Some compasses feature a special needle balancing system that will accurately indicate magnetic north regardless of the particular magnetic zone.
Like any magnetic device, compasses are affected by nearby ferrous materials, as well as by strong local electromagnetic forces.
A similar process is used to calibrate the compass in light general aviation aircraft, with the compass deviation card often mounted permanently just above or below the magnetic compass on the instrument panel.
Using a magnetic compass
A magnetic compass points to magnetic north pole, which is approximately 1,000 miles from the true geographic North Pole.
Mariners are concerned about very accurate measurements; however, casual users need not be concerned with differences between magnetic and true North.
Compass navigation in conjunction with a map (terrain association) requires a different method. To take a map bearing or true bearing (a bearing taken in reference to true, not magnetic north) to a destination with a protractor compass, the edge of the compass is placed on the map so that it connects the current location with the desired destination (some sources recommend physically drawing a line). The orienting lines in the base of the compass dial are then rotated to align with actual or true north by aligning them with a marked line of longitude (or the vertical margin of the map), ignoring the compass needle entirely.The%20Ultimate%20Deser]] The resulting or map bearing may then be read at the degree indicator or direction-of-travel (DOT) line, which may be followed as an azimuth the destination. If a magnetic north bearing or compass bearing is desired, the compass must be adjusted by the amount of magnetic declination before using the bearing so that both map and compass are in agreement. In the given example, the large mountain in the second photo was selected as the target destination on the map. Some compasses allow the scale to be adjusted to compensate for the local magnetic declination; if adjusted correctly, the compass will give the true bearing instead of the magnetic bearing.
The modern hand-held protractor compass always has an additional direction-of-travel (DOT) arrow or indicator inscribed on the baseplate.

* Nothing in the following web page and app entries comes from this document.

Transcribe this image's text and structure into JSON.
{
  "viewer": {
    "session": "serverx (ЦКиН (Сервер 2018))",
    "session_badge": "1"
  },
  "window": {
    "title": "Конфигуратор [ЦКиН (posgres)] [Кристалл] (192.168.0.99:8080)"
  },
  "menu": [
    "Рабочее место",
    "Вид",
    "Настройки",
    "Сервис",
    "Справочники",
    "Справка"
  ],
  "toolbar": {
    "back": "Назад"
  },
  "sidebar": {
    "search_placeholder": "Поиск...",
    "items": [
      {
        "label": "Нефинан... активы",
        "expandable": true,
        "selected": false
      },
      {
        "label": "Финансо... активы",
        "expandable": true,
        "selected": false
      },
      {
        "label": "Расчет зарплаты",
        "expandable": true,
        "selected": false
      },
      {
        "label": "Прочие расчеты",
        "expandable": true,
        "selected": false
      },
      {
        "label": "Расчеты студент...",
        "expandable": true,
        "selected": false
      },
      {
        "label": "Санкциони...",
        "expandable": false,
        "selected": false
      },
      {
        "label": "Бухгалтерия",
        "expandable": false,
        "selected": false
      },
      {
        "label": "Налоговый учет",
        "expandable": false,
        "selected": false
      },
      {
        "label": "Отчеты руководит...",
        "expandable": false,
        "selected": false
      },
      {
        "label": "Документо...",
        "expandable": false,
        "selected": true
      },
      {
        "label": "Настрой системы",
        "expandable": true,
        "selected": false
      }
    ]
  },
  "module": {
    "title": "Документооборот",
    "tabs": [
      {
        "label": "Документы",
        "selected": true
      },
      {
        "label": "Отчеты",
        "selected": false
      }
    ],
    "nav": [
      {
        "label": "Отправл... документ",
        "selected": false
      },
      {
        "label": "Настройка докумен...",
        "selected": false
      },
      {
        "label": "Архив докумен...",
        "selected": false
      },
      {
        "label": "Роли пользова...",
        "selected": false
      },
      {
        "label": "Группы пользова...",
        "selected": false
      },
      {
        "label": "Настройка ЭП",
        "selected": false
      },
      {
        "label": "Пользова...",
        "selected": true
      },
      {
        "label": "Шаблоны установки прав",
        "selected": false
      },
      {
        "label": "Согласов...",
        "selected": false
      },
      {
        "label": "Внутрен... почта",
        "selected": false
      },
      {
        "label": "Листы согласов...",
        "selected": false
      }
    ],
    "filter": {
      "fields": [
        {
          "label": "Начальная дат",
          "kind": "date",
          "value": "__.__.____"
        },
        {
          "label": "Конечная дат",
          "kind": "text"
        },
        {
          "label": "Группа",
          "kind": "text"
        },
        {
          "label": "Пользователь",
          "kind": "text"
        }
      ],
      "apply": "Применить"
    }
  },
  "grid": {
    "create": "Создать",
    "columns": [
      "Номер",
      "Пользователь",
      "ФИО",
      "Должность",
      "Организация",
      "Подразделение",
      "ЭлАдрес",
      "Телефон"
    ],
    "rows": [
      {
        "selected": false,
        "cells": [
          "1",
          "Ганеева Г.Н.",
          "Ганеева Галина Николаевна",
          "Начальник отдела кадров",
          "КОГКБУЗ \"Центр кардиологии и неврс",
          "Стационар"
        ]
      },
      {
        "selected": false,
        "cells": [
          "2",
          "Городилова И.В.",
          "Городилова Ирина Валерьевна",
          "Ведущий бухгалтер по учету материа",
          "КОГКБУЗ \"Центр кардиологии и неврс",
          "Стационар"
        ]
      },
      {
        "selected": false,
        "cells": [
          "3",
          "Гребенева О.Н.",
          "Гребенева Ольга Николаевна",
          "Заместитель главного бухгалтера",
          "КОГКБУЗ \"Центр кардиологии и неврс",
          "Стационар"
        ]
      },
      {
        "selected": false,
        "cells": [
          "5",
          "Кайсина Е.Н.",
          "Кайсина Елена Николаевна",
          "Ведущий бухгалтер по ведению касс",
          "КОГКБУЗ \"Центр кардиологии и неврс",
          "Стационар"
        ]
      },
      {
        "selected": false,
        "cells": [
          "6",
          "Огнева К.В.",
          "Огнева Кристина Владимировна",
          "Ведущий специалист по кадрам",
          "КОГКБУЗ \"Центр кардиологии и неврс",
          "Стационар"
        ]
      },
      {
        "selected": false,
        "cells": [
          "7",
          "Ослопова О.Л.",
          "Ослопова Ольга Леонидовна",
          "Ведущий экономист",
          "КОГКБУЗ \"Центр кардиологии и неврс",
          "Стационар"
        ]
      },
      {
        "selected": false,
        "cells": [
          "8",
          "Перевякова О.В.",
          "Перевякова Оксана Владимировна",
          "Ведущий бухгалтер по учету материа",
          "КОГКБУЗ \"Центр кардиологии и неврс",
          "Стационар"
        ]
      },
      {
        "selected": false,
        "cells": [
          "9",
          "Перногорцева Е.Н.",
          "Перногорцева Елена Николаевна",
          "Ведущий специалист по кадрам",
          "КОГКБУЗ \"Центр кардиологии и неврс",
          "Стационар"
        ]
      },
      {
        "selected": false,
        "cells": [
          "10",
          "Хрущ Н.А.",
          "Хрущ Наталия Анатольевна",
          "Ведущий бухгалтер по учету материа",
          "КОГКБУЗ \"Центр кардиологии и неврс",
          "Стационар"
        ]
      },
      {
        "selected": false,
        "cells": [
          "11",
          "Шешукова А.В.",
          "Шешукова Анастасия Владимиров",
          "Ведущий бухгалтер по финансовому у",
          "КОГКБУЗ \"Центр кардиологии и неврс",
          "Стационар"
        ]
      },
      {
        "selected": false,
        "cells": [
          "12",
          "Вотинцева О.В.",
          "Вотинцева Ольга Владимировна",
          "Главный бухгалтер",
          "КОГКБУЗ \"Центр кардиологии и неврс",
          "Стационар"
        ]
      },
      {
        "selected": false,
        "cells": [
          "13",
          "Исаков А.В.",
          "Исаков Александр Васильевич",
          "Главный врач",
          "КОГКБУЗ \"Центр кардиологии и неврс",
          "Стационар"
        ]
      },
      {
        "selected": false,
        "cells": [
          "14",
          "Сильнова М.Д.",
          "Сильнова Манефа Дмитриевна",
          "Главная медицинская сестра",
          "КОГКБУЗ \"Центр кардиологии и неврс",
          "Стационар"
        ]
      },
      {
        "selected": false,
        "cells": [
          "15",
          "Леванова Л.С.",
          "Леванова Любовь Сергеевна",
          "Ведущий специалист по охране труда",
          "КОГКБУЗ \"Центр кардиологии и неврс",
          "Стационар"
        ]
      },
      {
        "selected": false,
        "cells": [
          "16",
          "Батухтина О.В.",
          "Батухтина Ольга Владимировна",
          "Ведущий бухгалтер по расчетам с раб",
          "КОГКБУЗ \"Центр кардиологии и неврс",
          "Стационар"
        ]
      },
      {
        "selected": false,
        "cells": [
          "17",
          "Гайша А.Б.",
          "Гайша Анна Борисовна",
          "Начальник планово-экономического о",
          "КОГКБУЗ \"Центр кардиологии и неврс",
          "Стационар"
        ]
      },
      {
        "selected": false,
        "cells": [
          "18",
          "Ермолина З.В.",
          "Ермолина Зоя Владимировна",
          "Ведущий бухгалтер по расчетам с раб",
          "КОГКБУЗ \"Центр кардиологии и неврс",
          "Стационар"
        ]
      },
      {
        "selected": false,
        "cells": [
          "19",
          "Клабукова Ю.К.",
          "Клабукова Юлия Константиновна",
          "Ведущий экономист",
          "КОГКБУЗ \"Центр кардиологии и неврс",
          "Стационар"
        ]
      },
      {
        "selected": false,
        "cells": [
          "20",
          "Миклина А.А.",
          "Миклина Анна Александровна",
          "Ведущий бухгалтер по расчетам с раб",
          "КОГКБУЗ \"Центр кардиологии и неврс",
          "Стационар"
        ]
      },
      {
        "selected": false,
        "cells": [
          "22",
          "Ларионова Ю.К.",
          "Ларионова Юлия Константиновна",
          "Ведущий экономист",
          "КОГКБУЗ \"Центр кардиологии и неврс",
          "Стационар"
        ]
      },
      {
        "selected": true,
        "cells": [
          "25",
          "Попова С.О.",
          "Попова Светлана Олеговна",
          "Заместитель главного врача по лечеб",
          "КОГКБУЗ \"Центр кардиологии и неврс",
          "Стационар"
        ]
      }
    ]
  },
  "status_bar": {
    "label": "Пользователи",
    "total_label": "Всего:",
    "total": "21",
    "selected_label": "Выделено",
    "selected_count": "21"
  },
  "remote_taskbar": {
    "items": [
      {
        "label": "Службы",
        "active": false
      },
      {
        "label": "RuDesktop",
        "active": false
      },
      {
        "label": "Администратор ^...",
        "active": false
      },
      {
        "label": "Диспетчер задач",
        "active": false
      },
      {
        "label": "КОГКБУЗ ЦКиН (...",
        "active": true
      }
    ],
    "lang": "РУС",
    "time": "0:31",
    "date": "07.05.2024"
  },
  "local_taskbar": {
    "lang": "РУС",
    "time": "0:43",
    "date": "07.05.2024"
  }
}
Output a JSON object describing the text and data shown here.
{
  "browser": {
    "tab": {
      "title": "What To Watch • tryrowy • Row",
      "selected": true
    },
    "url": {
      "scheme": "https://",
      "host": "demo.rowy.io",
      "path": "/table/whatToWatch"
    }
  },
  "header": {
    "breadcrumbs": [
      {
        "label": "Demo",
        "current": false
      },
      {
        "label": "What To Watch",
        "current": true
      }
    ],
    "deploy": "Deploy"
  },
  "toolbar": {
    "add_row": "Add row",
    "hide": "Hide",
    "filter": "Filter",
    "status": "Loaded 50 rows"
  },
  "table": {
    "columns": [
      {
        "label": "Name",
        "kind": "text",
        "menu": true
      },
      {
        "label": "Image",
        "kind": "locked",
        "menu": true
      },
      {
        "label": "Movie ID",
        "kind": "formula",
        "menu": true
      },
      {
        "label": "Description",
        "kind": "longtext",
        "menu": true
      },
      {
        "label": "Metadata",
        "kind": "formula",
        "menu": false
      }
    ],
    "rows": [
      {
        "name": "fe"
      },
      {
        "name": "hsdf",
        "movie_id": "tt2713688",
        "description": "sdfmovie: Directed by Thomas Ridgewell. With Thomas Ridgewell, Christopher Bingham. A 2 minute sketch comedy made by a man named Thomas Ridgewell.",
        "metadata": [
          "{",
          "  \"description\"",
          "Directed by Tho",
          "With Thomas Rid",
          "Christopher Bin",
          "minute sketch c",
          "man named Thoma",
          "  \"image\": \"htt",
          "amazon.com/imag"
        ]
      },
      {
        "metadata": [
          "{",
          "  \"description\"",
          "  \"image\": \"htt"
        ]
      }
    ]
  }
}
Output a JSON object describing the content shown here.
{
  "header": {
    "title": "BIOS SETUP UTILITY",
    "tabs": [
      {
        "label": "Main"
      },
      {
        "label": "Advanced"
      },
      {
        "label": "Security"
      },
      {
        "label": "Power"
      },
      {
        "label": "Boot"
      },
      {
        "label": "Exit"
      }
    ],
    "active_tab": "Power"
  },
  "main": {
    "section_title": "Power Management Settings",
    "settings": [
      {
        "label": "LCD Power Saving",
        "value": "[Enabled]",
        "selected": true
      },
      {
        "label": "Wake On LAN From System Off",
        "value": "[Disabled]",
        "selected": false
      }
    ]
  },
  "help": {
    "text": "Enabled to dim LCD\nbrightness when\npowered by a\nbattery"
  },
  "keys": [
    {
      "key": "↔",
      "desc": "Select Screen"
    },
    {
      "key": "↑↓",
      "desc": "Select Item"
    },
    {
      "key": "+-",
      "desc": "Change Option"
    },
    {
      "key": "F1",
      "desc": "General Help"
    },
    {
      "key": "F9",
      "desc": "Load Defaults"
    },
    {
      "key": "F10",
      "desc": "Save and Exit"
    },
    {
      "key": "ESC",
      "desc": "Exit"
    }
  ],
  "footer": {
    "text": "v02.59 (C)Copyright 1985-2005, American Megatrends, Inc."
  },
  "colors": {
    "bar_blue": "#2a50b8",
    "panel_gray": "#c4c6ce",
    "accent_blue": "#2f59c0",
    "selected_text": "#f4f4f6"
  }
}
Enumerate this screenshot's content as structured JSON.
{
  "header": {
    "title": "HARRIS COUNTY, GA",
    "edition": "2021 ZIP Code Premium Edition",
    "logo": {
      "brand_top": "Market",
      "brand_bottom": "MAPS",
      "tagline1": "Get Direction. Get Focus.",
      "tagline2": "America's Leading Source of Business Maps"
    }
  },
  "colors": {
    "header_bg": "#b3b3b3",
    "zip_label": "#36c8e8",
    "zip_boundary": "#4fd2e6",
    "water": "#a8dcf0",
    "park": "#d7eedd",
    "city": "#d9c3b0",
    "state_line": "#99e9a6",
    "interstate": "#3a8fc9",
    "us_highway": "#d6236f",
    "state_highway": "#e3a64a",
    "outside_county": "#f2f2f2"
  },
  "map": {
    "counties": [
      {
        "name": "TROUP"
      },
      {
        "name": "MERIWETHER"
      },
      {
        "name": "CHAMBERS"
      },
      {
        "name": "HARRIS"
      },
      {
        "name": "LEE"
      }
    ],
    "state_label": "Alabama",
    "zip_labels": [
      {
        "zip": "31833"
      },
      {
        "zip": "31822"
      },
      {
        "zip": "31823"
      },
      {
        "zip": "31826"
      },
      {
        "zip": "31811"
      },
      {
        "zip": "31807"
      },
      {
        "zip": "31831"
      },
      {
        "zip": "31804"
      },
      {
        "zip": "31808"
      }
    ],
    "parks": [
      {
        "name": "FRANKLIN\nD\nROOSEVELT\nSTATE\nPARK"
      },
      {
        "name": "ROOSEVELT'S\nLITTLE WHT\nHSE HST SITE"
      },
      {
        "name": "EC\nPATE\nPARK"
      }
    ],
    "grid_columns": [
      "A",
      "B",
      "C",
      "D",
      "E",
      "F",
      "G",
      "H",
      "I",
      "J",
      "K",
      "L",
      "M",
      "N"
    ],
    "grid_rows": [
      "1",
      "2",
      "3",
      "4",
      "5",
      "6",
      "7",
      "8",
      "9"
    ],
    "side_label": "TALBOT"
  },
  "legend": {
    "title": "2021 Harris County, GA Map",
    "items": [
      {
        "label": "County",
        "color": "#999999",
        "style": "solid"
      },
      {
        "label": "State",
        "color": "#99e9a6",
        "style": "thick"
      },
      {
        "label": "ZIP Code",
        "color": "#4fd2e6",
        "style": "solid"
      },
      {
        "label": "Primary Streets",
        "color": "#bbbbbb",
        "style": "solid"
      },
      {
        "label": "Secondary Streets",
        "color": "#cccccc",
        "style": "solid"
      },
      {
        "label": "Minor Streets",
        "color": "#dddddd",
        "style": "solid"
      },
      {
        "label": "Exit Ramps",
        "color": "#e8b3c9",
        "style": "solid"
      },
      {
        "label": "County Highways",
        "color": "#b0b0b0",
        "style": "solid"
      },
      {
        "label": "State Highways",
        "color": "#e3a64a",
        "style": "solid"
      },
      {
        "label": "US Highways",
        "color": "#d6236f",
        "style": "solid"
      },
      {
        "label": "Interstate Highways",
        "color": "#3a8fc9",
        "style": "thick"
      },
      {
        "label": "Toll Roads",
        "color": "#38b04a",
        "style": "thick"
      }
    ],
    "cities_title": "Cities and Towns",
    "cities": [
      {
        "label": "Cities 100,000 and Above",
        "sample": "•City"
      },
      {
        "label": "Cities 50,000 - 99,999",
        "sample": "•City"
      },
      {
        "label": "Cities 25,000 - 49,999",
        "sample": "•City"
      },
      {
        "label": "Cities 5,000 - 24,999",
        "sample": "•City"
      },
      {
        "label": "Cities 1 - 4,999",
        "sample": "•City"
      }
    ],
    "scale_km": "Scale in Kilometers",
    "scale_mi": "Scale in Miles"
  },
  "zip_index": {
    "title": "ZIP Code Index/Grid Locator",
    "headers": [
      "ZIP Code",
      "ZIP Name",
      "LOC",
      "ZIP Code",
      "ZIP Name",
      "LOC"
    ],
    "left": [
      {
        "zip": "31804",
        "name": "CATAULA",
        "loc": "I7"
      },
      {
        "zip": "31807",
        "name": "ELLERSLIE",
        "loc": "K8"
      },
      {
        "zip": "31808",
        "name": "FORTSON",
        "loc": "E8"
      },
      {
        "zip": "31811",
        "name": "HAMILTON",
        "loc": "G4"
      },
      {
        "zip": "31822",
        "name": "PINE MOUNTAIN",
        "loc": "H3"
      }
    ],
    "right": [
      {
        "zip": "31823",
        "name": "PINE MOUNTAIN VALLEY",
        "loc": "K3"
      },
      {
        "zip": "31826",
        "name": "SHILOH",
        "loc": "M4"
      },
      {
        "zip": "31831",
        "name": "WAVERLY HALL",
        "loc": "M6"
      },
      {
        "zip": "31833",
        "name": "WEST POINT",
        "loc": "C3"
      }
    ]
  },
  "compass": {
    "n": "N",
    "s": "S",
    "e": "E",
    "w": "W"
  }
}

To check one's progress along a course or azimuth, or to ensure that the object in view is indeed the destination, a new compass reading may be taken to the target if visible (here, the large mountain). After pointing the DOT arrow on the baseplate at the target, the compass is oriented so that the needle is superimposed over the orienting arrow in the capsule. The resulting bearing indicated is the magnetic bearing to the target. Again, if one is using "true" or map bearings, and the compass does not have preset, pre-adjusted declination, one must additionally add or subtract magnetic declination to convert the magnetic bearing into a true bearing. The exact value of the magnetic declination is place-dependent and varies over time, though declination is frequently given on the map itself or obtainable on-line from various sites. If the hiker has been following the correct path, the compass' corrected (true) indicated bearing should closely correspond to the true bearing previously obtained from the map.
A compass should be laid down on a level surface so that the needle only rests or hangs on the bearing fused to the compass casing – if used at a tilt, the needle might touch the casing on the compass and not move freely, hence not pointing to the magnetic north accurately, giving a faulty reading.
- Absolute bearing
- Aircraft compass turns
- Boxing the compass
- Brunton compass
- Earth inductor compass
- Fibre optic gyrocompass
- Fluxgate compass
- Geological compass
- Hand compass
- Inertial navigation system
- Magnetic declination
- Magnetic deviation
- Magnetic dip
- MEMS magnetic field sensor
- Marching line
- Pelorus (instrument)
- Radio compass
- Radio direction finder
- Relative bearing
- Solar compass
- Wrist compass